- Task details -
Please repeat the records word for word and skip the pictures.

- Records to process -
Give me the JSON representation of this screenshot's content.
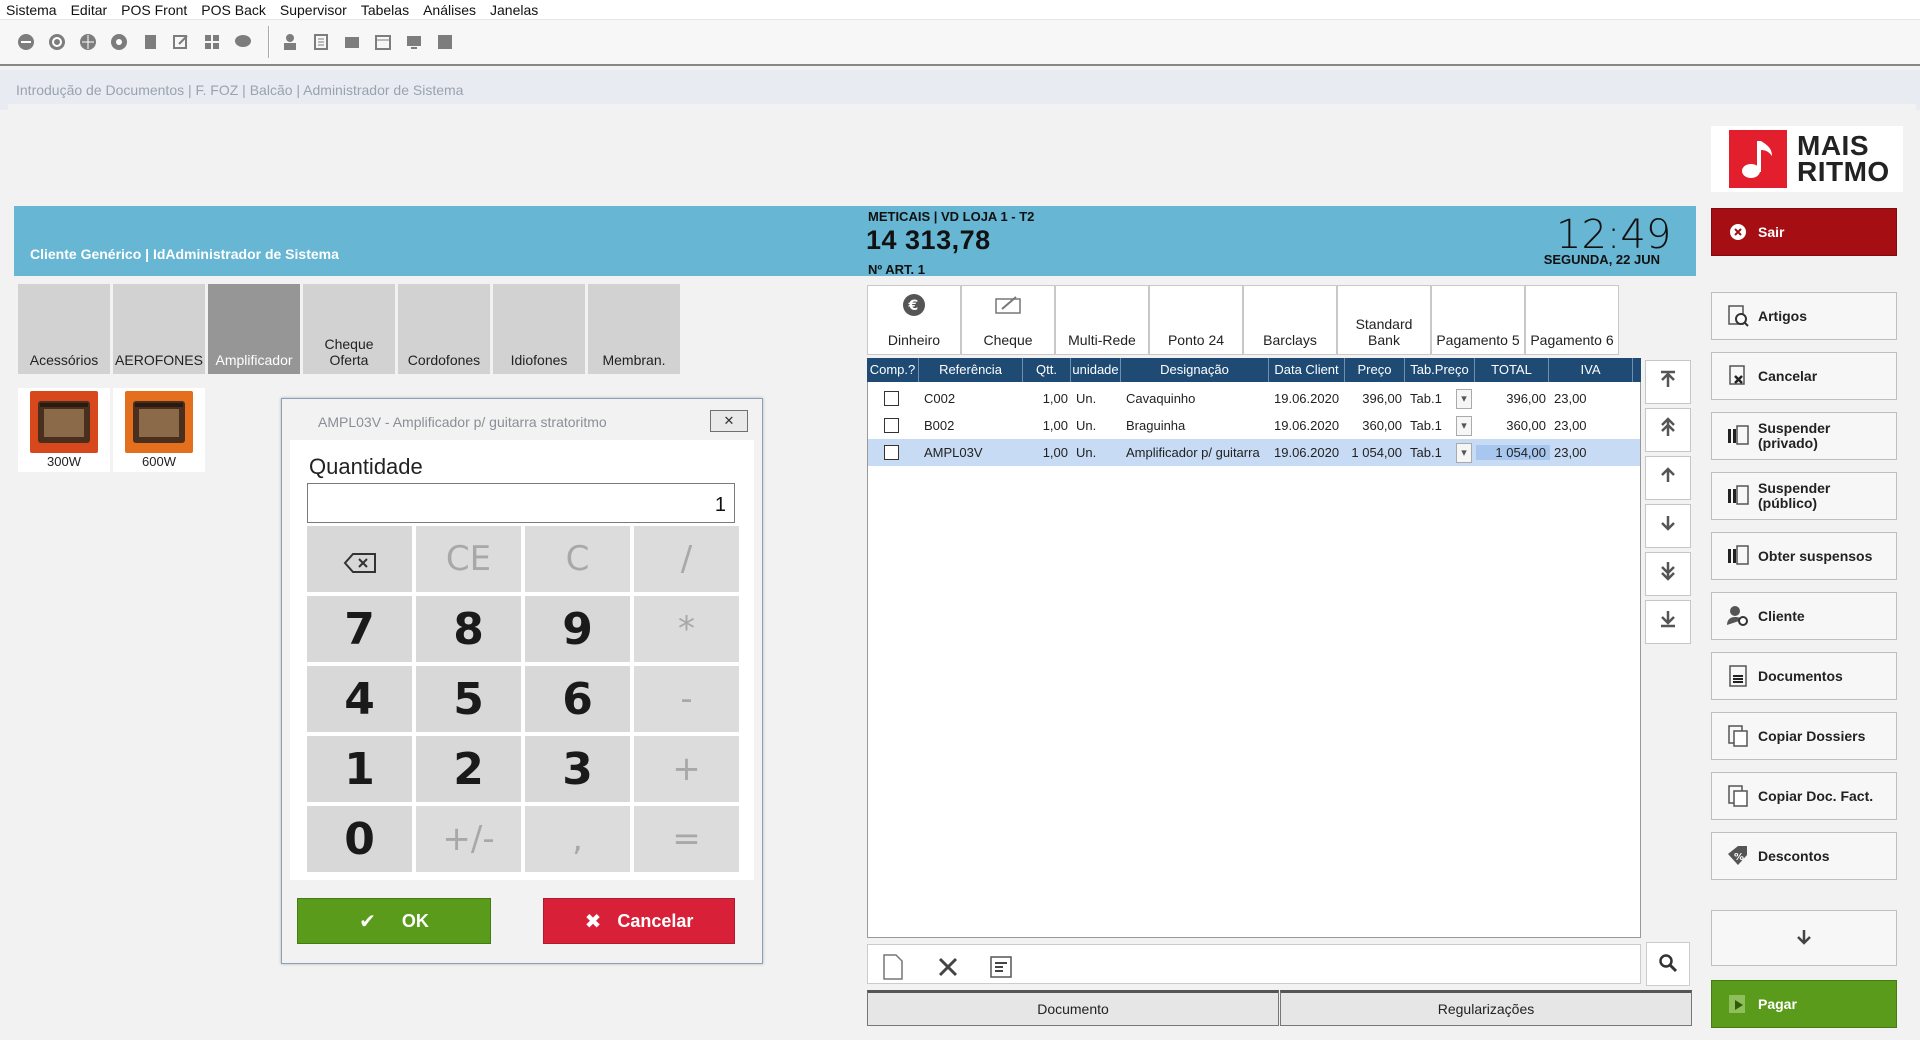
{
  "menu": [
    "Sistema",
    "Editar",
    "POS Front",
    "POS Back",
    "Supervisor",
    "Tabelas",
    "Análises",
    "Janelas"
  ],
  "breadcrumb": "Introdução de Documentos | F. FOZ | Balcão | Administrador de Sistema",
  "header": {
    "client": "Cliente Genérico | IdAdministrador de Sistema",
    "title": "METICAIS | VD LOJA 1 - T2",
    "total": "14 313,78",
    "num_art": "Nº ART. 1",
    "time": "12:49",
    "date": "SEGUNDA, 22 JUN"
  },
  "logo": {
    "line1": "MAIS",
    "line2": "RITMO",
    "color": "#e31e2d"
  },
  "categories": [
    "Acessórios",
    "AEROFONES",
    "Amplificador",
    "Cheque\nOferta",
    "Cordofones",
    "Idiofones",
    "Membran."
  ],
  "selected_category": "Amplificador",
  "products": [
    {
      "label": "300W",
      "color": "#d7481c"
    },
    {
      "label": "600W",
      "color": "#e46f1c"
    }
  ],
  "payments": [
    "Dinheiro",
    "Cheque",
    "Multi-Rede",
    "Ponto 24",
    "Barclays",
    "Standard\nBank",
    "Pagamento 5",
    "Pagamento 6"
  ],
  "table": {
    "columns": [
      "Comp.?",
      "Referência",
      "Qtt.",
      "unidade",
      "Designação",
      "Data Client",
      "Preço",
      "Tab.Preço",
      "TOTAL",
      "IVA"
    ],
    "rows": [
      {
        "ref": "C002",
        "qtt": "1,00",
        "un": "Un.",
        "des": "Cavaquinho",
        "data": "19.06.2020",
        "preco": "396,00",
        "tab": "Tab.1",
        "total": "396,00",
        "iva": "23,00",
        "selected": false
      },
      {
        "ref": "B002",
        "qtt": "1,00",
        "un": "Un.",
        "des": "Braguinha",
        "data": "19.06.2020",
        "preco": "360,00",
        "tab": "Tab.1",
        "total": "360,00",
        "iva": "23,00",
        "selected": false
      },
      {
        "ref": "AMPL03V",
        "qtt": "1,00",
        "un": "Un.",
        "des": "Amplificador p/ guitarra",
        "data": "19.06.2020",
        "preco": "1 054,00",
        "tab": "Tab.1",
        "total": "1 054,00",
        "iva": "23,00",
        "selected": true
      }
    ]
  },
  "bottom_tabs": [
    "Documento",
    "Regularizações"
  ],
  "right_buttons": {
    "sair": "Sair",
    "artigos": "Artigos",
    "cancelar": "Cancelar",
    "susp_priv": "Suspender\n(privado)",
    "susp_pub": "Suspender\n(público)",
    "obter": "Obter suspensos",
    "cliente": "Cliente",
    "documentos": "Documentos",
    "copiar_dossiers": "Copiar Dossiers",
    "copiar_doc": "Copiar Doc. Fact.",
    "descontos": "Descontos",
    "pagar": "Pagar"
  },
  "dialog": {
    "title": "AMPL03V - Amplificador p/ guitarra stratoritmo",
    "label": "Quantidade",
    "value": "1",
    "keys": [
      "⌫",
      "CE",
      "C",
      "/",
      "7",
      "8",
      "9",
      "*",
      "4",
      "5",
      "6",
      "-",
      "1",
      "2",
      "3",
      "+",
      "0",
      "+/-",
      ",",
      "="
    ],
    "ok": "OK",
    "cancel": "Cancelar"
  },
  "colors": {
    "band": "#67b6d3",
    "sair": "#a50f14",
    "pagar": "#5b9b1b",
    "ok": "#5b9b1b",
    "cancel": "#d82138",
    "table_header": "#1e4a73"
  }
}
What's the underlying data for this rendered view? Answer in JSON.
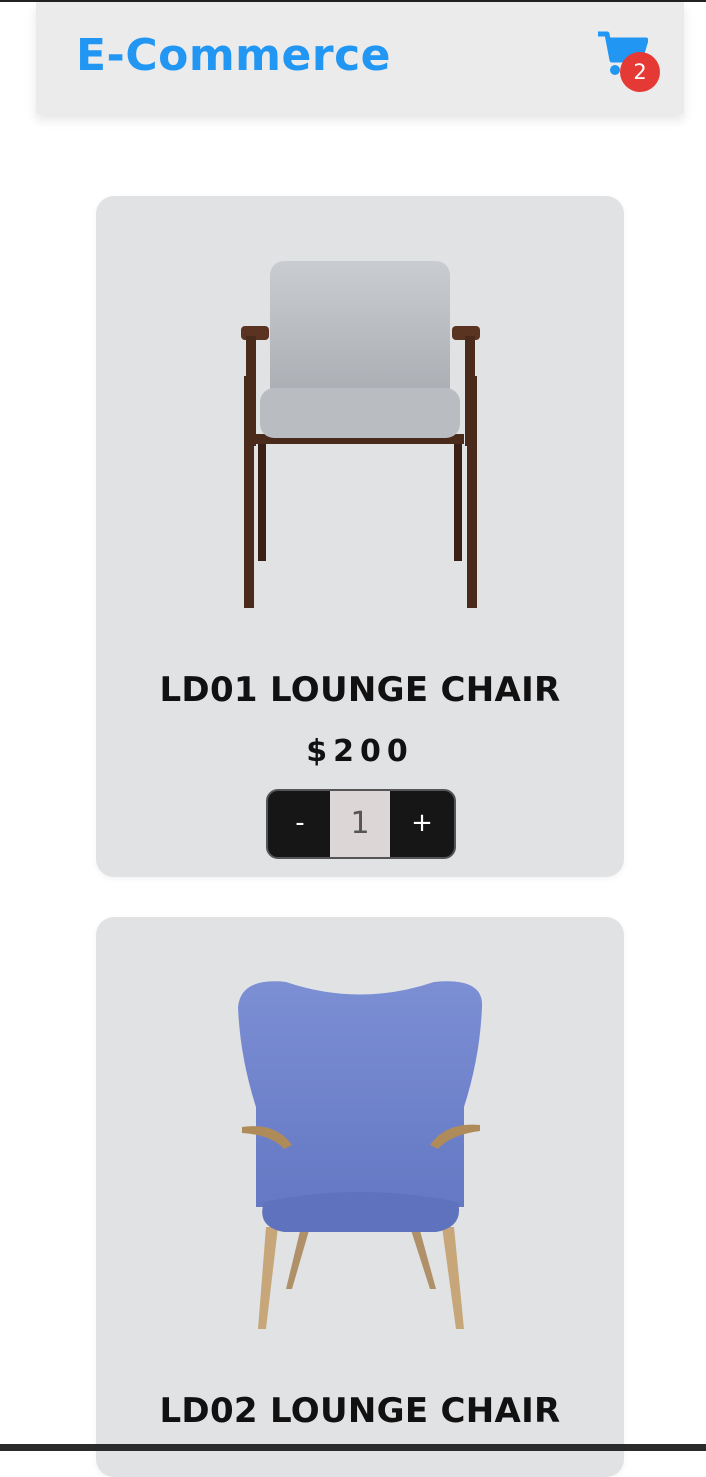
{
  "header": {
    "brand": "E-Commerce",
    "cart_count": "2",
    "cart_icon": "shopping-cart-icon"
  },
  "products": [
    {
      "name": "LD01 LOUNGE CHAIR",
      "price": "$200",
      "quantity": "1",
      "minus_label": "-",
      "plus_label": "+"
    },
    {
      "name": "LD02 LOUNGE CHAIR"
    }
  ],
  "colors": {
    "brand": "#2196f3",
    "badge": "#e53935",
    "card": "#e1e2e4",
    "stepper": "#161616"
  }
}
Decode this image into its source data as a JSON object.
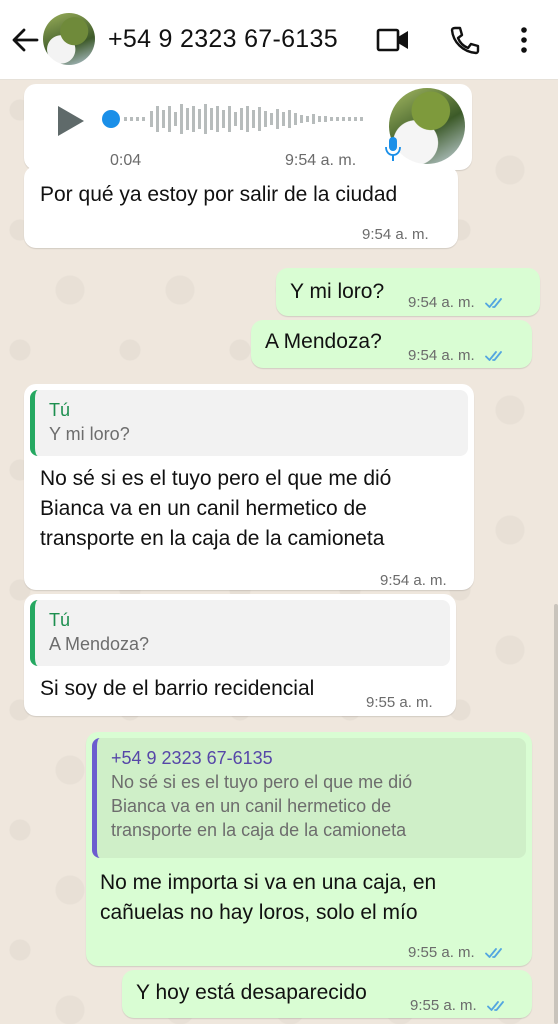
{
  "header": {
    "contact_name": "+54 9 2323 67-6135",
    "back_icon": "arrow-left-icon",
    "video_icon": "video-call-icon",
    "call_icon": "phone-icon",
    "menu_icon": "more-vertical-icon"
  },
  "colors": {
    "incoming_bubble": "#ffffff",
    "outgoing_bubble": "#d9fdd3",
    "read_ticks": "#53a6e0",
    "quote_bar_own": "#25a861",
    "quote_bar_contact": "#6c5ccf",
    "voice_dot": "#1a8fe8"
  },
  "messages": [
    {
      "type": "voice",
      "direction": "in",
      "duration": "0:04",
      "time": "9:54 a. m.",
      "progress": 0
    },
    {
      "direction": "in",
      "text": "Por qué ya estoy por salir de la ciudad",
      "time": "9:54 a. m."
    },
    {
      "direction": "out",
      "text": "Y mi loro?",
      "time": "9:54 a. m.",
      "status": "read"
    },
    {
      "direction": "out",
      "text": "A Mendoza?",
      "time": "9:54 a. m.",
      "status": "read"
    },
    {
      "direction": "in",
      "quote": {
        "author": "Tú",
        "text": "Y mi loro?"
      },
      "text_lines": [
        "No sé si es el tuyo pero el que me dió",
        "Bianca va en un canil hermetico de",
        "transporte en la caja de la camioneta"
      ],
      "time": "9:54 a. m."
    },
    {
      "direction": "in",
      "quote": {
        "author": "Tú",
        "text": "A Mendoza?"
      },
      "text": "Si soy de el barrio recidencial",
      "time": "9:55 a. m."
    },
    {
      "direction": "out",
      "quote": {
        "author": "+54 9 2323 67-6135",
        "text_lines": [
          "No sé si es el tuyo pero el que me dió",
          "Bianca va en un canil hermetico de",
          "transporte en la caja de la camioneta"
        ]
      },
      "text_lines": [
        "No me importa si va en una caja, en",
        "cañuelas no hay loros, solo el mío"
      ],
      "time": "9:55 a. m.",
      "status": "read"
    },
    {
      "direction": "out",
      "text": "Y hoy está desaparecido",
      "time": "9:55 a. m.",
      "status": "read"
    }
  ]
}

- Answer below -
Give me the JSON representation of this screenshot's content.
{
  "menu": [
    "Sistema",
    "Editar",
    "POS Front",
    "POS Back",
    "Supervisor",
    "Tabelas",
    "Análises",
    "Janelas"
  ],
  "breadcrumb": "Introdução de Documentos | F. FOZ | Balcão | Administrador de Sistema",
  "header": {
    "client": "Cliente Genérico | IdAdministrador de Sistema",
    "title": "METICAIS | VD LOJA 1 - T2",
    "total": "14 313,78",
    "num_art": "Nº ART. 1",
    "time": "12:49",
    "date": "SEGUNDA, 22 JUN"
  },
  "logo": {
    "line1": "MAIS",
    "line2": "RITMO",
    "color": "#e31e2d"
  },
  "categories": [
    "Acessórios",
    "AEROFONES",
    "Amplificador",
    "Cheque\nOferta",
    "Cordofones",
    "Idiofones",
    "Membran."
  ],
  "selected_category": "Amplificador",
  "products": [
    {
      "label": "300W",
      "color": "#d7481c"
    },
    {
      "label": "600W",
      "color": "#e46f1c"
    }
  ],
  "payments": [
    "Dinheiro",
    "Cheque",
    "Multi-Rede",
    "Ponto 24",
    "Barclays",
    "Standard\nBank",
    "Pagamento 5",
    "Pagamento 6"
  ],
  "table": {
    "columns": [
      "Comp.?",
      "Referência",
      "Qtt.",
      "unidade",
      "Designação",
      "Data Client",
      "Preço",
      "Tab.Preço",
      "TOTAL",
      "IVA"
    ],
    "rows": [
      {
        "ref": "C002",
        "qtt": "1,00",
        "un": "Un.",
        "des": "Cavaquinho",
        "data": "19.06.2020",
        "preco": "396,00",
        "tab": "Tab.1",
        "total": "396,00",
        "iva": "23,00",
        "selected": false
      },
      {
        "ref": "B002",
        "qtt": "1,00",
        "un": "Un.",
        "des": "Braguinha",
        "data": "19.06.2020",
        "preco": "360,00",
        "tab": "Tab.1",
        "total": "360,00",
        "iva": "23,00",
        "selected": false
      },
      {
        "ref": "AMPL03V",
        "qtt": "1,00",
        "un": "Un.",
        "des": "Amplificador p/ guitarra",
        "data": "19.06.2020",
        "preco": "1 054,00",
        "tab": "Tab.1",
        "total": "1 054,00",
        "iva": "23,00",
        "selected": true
      }
    ]
  },
  "bottom_tabs": [
    "Documento",
    "Regularizações"
  ],
  "right_buttons": {
    "sair": "Sair",
    "artigos": "Artigos",
    "cancelar": "Cancelar",
    "susp_priv": "Suspender\n(privado)",
    "susp_pub": "Suspender\n(público)",
    "obter": "Obter suspensos",
    "cliente": "Cliente",
    "documentos": "Documentos",
    "copiar_dossiers": "Copiar Dossiers",
    "copiar_doc": "Copiar Doc. Fact.",
    "descontos": "Descontos",
    "pagar": "Pagar"
  },
  "dialog": {
    "title": "AMPL03V - Amplificador p/ guitarra stratoritmo",
    "label": "Quantidade",
    "value": "1",
    "keys": [
      "⌫",
      "CE",
      "C",
      "/",
      "7",
      "8",
      "9",
      "*",
      "4",
      "5",
      "6",
      "-",
      "1",
      "2",
      "3",
      "+",
      "0",
      "+/-",
      ",",
      "="
    ],
    "ok": "OK",
    "cancel": "Cancelar"
  },
  "colors": {
    "band": "#67b6d3",
    "sair": "#a50f14",
    "pagar": "#5b9b1b",
    "ok": "#5b9b1b",
    "cancel": "#d82138",
    "table_header": "#1e4a73"
  }
}
What's the underlying data for this rendered view? Answer in JSON.
{
  "header": {
    "brand": "E-Commerce",
    "cart_count": "2",
    "cart_icon": "shopping-cart-icon"
  },
  "products": [
    {
      "name": "LD01 LOUNGE CHAIR",
      "price": "$200",
      "quantity": "1",
      "minus_label": "-",
      "plus_label": "+"
    },
    {
      "name": "LD02 LOUNGE CHAIR"
    }
  ],
  "colors": {
    "brand": "#2196f3",
    "badge": "#e53935",
    "card": "#e1e2e4",
    "stepper": "#161616"
  }
}
Decode this image into its source data as a JSON object.
{
  "header": {
    "contact_name": "+54 9 2323 67-6135",
    "back_icon": "arrow-left-icon",
    "video_icon": "video-call-icon",
    "call_icon": "phone-icon",
    "menu_icon": "more-vertical-icon"
  },
  "colors": {
    "incoming_bubble": "#ffffff",
    "outgoing_bubble": "#d9fdd3",
    "read_ticks": "#53a6e0",
    "quote_bar_own": "#25a861",
    "quote_bar_contact": "#6c5ccf",
    "voice_dot": "#1a8fe8"
  },
  "messages": [
    {
      "type": "voice",
      "direction": "in",
      "duration": "0:04",
      "time": "9:54 a. m.",
      "progress": 0
    },
    {
      "direction": "in",
      "text": "Por qué ya estoy por salir de la ciudad",
      "time": "9:54 a. m."
    },
    {
      "direction": "out",
      "text": "Y mi loro?",
      "time": "9:54 a. m.",
      "status": "read"
    },
    {
      "direction": "out",
      "text": "A Mendoza?",
      "time": "9:54 a. m.",
      "status": "read"
    },
    {
      "direction": "in",
      "quote": {
        "author": "Tú",
        "text": "Y mi loro?"
      },
      "text_lines": [
        "No sé si es el tuyo pero el que me dió",
        "Bianca va en un canil hermetico de",
        "transporte en la caja de la camioneta"
      ],
      "time": "9:54 a. m."
    },
    {
      "direction": "in",
      "quote": {
        "author": "Tú",
        "text": "A Mendoza?"
      },
      "text": "Si soy de el barrio recidencial",
      "time": "9:55 a. m."
    },
    {
      "direction": "out",
      "quote": {
        "author": "+54 9 2323 67-6135",
        "text_lines": [
          "No sé si es el tuyo pero el que me dió",
          "Bianca va en un canil hermetico de",
          "transporte en la caja de la camioneta"
        ]
      },
      "text_lines": [
        "No me importa si va en una caja, en",
        "cañuelas no hay loros, solo el mío"
      ],
      "time": "9:55 a. m.",
      "status": "read"
    },
    {
      "direction": "out",
      "text": "Y hoy está desaparecido",
      "time": "9:55 a. m.",
      "status": "read"
    }
  ]
}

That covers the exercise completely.